But the techies had waved the magic wand of money, you see, and fully expected the annoying obstacles of community, tradition, and a few peasants to fall away as so often happened in history when the fence-builders showed up.
But money didn’t work this time. Nor did a piece of paper issued by a government obsessed by money, as most governments are. The boys said they had been fenced out before and decided they’d had enough of it. So, no. They weren’t going anywhere, permit or no permit.

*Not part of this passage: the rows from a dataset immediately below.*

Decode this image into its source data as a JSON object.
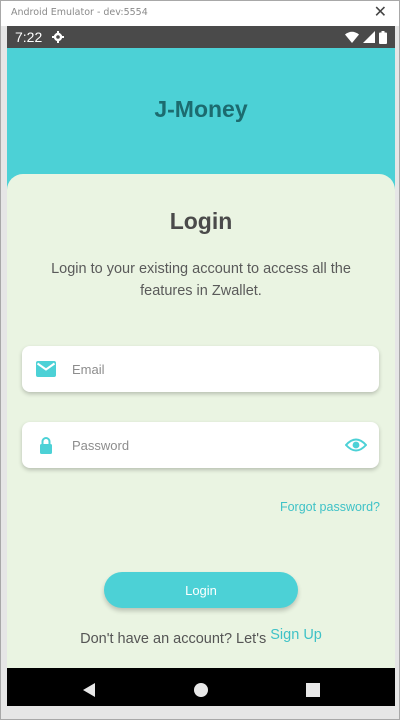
{
  "window": {
    "title": "Android Emulator - dev:5554",
    "close_glyph": "✕"
  },
  "status_bar": {
    "time": "7:22",
    "icons": [
      "settings-icon",
      "wifi-icon",
      "signal-icon",
      "battery-icon"
    ]
  },
  "app": {
    "brand": "J-Money",
    "heading": "Login",
    "description": "Login to your existing account to access all the features in Zwallet.",
    "email": {
      "placeholder": "Email",
      "value": "",
      "icon": "mail-icon"
    },
    "password": {
      "placeholder": "Password",
      "value": "",
      "icon": "lock-icon",
      "toggle_icon": "eye-icon"
    },
    "forgot_password": "Forgot password?",
    "login_button": "Login",
    "signup_prompt": "Don't have an account? Let's",
    "signup_link": "Sign Up"
  },
  "nav_bar": {
    "buttons": [
      "back-icon",
      "home-icon",
      "recents-icon"
    ]
  },
  "colors": {
    "accent": "#4cd1d6",
    "brand_text": "#1c6b6f",
    "sheet_background": "#eaf4e2",
    "link": "#3fc2c7"
  }
}
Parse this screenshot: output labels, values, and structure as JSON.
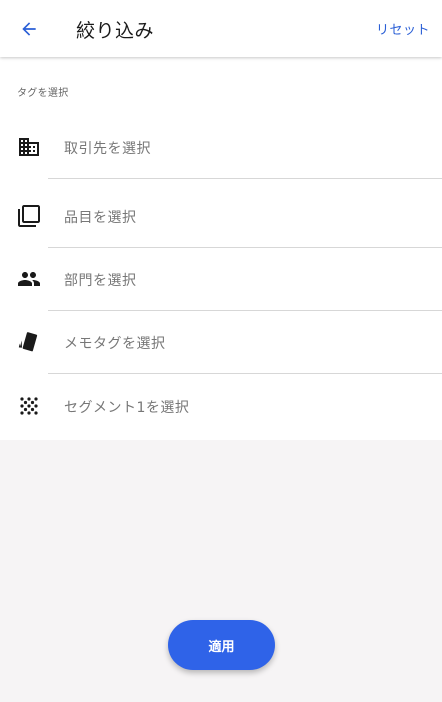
{
  "header": {
    "back_icon": "arrow-left-icon",
    "title": "絞り込み",
    "reset_label": "リセット"
  },
  "section": {
    "label": "タグを選択"
  },
  "filters": [
    {
      "icon": "building-icon",
      "label": "取引先を選択"
    },
    {
      "icon": "copy-icon",
      "label": "品目を選択"
    },
    {
      "icon": "people-icon",
      "label": "部門を選択"
    },
    {
      "icon": "sticky-note-icon",
      "label": "メモタグを選択"
    },
    {
      "icon": "dots-grid-icon",
      "label": "セグメント1を選択"
    }
  ],
  "footer": {
    "apply_label": "適用"
  },
  "colors": {
    "accent": "#2f63e8",
    "link": "#2a5fd6",
    "background": "#f6f4f5"
  }
}
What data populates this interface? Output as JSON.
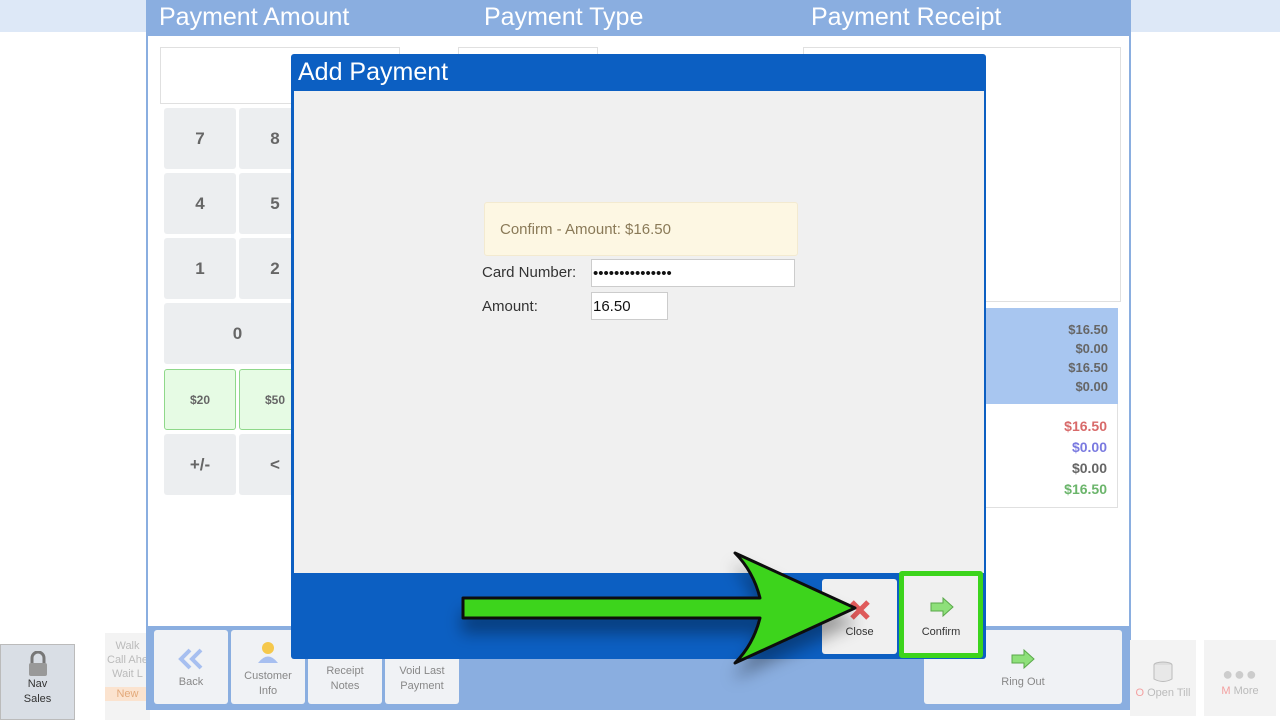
{
  "header": {
    "payment_amount": "Payment Amount",
    "payment_type": "Payment Type",
    "payment_receipt": "Payment Receipt"
  },
  "keypad": {
    "k7": "7",
    "k8": "8",
    "k4": "4",
    "k5": "5",
    "k1": "1",
    "k2": "2",
    "k0": "0",
    "k20": "$20",
    "k50": "$50",
    "plusminus": "+/-",
    "back": "<"
  },
  "totals": {
    "blue": [
      "$16.50",
      "$0.00",
      "$16.50",
      "$0.00"
    ],
    "white": [
      {
        "value": "$16.50",
        "color": "#d86a6a"
      },
      {
        "value": "$0.00",
        "color": "#7a7ae0"
      },
      {
        "value": "$0.00",
        "color": "#666666"
      },
      {
        "value": "$16.50",
        "color": "#6bb56b"
      }
    ]
  },
  "toolbar": {
    "back": "Back",
    "customer_info_1": "Customer",
    "customer_info_2": "Info",
    "receipt_notes_1": "Receipt",
    "receipt_notes_2": "Notes",
    "void_last_1": "Void Last",
    "void_last_2": "Payment",
    "ring_out": "Ring Out",
    "open_till": "Open Till",
    "open_till_prefix": "O",
    "more": "More",
    "more_prefix": "M",
    "nav_1": "Nav",
    "nav_2": "Sales"
  },
  "background_labels": {
    "walk": "Walk",
    "call_ahead": "Call Ahe",
    "wait": "Wait L",
    "new": "New"
  },
  "modal": {
    "title": "Add Payment",
    "confirm_note": "Confirm - Amount: $16.50",
    "card_number_label": "Card Number:",
    "card_number_value": "•••••••••••••••",
    "amount_label": "Amount:",
    "amount_value": "16.50",
    "close_label": "Close",
    "confirm_label": "Confirm"
  },
  "colors": {
    "modal_blue": "#0c5fc2",
    "header_blue": "#8aaee0",
    "highlight_green": "#3cd41c"
  }
}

So? you might think. So what? But see what happened after these boys said No and the world got to witness them saying it, thanks to an alert witness with a smart-phone. The CEO of a big-time tech company, the kind of person lionized ad nauseam around here lately, apologized to the Mission community for the boorish behavior of his employees, an apparently gracious gesture. Also a quick PR sidestep, considering that his employees wore company shirts while throwing their weight around. One of them actually said to the boys, “Who cares about the neighborhood?”
And San Francisco’s Recreation and Parks Department, accused at times of a tendency toward enclosure, privatization, high-handedness, unseemly coziness with big money, and other sins connected with neo-liberalism, announced it would no longer issue exclusive permits for that soccer-field. From now on seven-on-seven would prevail there. Evidently there still is something like too much bad publicity, even for city agencies.
This just might be remarkable in a city characterized to me once by a San Jose supervisor as a place run by “an impenetrable machine.”
A day or two after the video went viral I attended a demonstration on the steps of SF City Hall. The Service Employees Union organized it. Supervisor Campos attended and spoke to us about the sanctity of community and the high-handedness of government.
Then the Mission boys themselves, who turned out to be High School Juniors, got up behind the mike, one-by-one, and told their tales of resistance. A couple of them were articulate. A couple of others mumbled and stuttered. All were wildly cheered.
They made me happy.
I thought, See? These kids are the future, or at least a part of it. They stood up and spoke up and got the machine, impenetrable or not, to swerve and back off. They got that grit from their families and they got it from their schools and they got it from their streets and they got it from each other.
They encouraged me and I really need that these days.